In Crane v. Commissioner, supra, the taxpayer, as the sole beneficiary of her deceased husband, acquired depreciable property in the form of an apartment building and lot which, at the time of acquisition, was subject to a mortgage upon which the taxpayer was not personally liable. As of the date of the inheritance, the property was appraised for federal estate tax purposes at a value exactly equal to the total amount of this encumbrance. During the time that the taxpayer owned the property, she reported the gross rentals as income and claimed deductions for taxes, operating expenses, interest paid on the mortgage and for the physical exhaustion of the building. Seven years after acquiring the property, the taxpayer sold the property to a third party for $3,000 cash, subject to the mortgage and paid $500 expenses of sale. She thereafter reported a taxable gain of $1,250.
In calculating the tax liabilities resulting to the taxpayer as a result of this sale, the Supreme Court held, inter alia, that the amount of the mortgage was properly included in the amount realized for purposes of computing the gain or loss resulting therefrom. §§ 111(a), (b) of the Revenue Act of 1938, as amended, 26 U.S.C. §§ 1001(a), (b) (1954).*fn2 Thus, in Crane, the gain realized by the taxpayer as a result of the sale was not only the cash receipts, but also the principal amount of the mortgage subject to which the property was sold, less the adjusted basis of the property. Crane v. Commissioner, supra, 331 U.S. at 11, 13-14, § 113(b) of the Revenue Act of 1938, as amended, 26 U.S.C. § 1011. In so ruling, the Supreme Court noted that:
The crux of this case, really, is whether the law permits her to exclude allowable deductions from consideration in computing gain. We have already showed that, if it does, the taxpayer can enjoy a double deduction, in effect, on the same loss of assets. . . .
Crane v. Commissioner, supra, 331 U.S. at 15-16 (footnote omitted).

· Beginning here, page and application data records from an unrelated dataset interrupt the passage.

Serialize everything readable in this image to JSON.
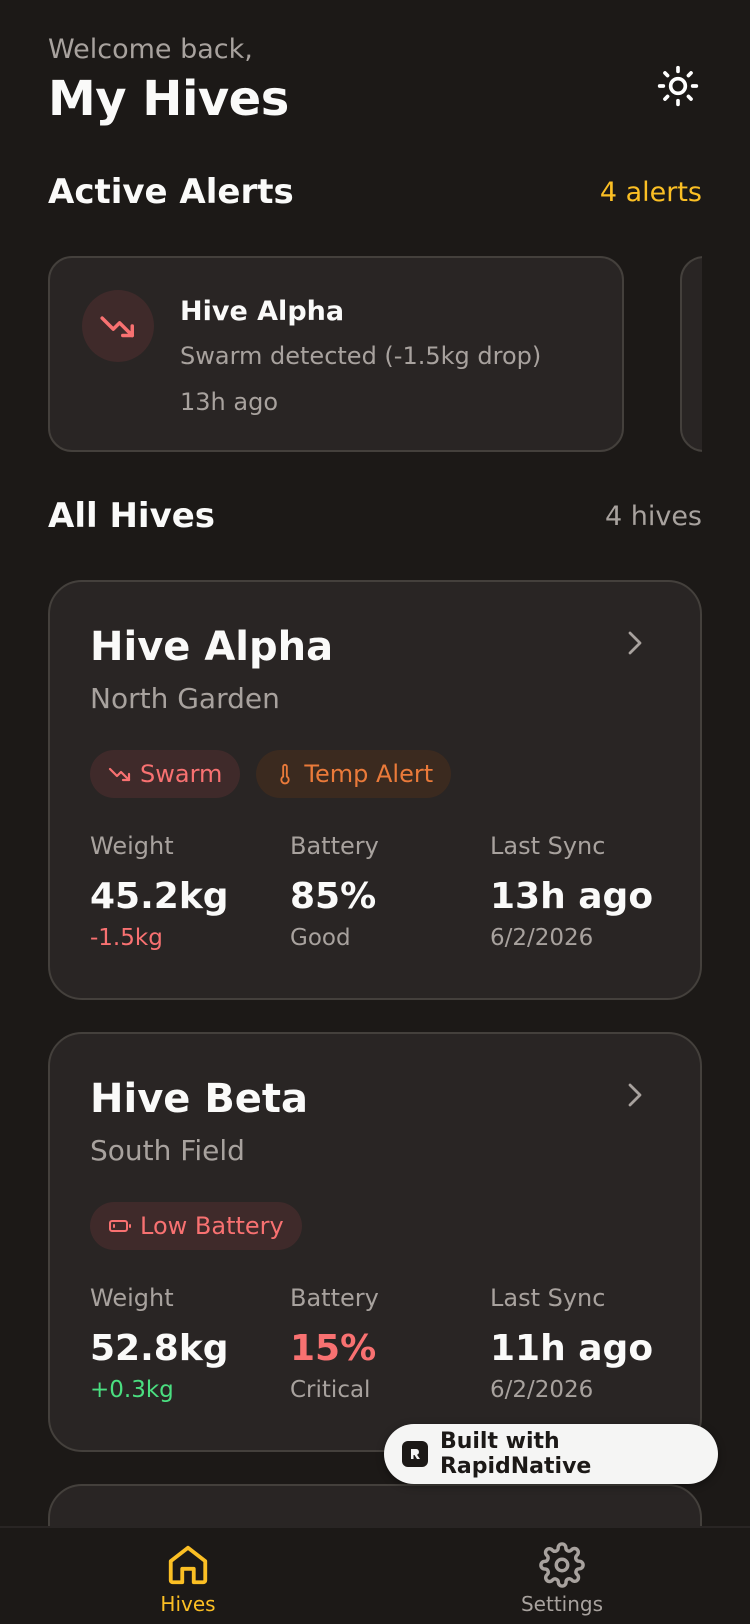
{
  "header": {
    "welcome": "Welcome back,",
    "title": "My Hives"
  },
  "alerts_section": {
    "title": "Active Alerts",
    "count": "4 alerts"
  },
  "alerts": [
    {
      "hive": "Hive Alpha",
      "message": "Swarm detected (-1.5kg drop)",
      "time": "13h ago",
      "icon": "trending-down-icon"
    }
  ],
  "hives_section": {
    "title": "All Hives",
    "count": "4 hives"
  },
  "hives": [
    {
      "name": "Hive Alpha",
      "location": "North Garden",
      "badges": [
        {
          "label": "Swarm",
          "icon": "trending-down-icon",
          "color": "#f87171"
        },
        {
          "label": "Temp Alert",
          "icon": "thermometer-icon",
          "color": "#ea7a3a"
        }
      ],
      "weight_label": "Weight",
      "weight": "45.2kg",
      "weight_change": "-1.5kg",
      "battery_label": "Battery",
      "battery": "85%",
      "battery_status": "Good",
      "sync_label": "Last Sync",
      "sync": "13h ago",
      "sync_date": "6/2/2026"
    },
    {
      "name": "Hive Beta",
      "location": "South Field",
      "badges": [
        {
          "label": "Low Battery",
          "icon": "battery-low-icon",
          "color": "#f87171"
        }
      ],
      "weight_label": "Weight",
      "weight": "52.8kg",
      "weight_change": "+0.3kg",
      "battery_label": "Battery",
      "battery": "15%",
      "battery_status": "Critical",
      "sync_label": "Last Sync",
      "sync": "11h ago",
      "sync_date": "6/2/2026"
    }
  ],
  "badge_rapid": "Built with RapidNative",
  "tabs": [
    {
      "label": "Hives",
      "icon": "home-icon",
      "active": true
    },
    {
      "label": "Settings",
      "icon": "gear-icon",
      "active": false
    }
  ],
  "colors": {
    "accent": "#fbbf24",
    "danger": "#f87171",
    "success": "#4ade80",
    "warning": "#ea7a3a"
  }
}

While the facts of the instant case are distinguishable from those in Crane, the principal reasoning of the Supreme Court in reaching its determination applies equally well to the facts of the case before us. In this case, the taxpayers' basis in the Grant County stock received from Jamison was equal to their cost, which was zero. 26 U.S.C. § 1012. The loan funds received by the taxpayers from Jamison increased the basis in their respective stock by the amount of the total money each contributed to Grant County's capital, for a total tax basis of $245,000. 26 U.S.C. § 1016. This basis of $245,000 was reduced by the amount of the interest and net operating loss deductions claimed by the taxpayers, which resulted in a total adjusted basis in the stock of $39,492 by the end of 1966. The total outstanding nonrecourse indebtedness of the taxpayers, which for the taxpayers before us amounted to $245,000, thus exceeded the total adjusted basis in the stock by $205,508. The Commissioner determined that the surrender of stock, in exchange for the cancellation of the nonrecourse obligation which resulted from the foreclosure, amounted to a gain to the taxpayers in the amount of $205,508, or the amount by which the value of the nonrecourse obligation satisfied by the foreclosure ...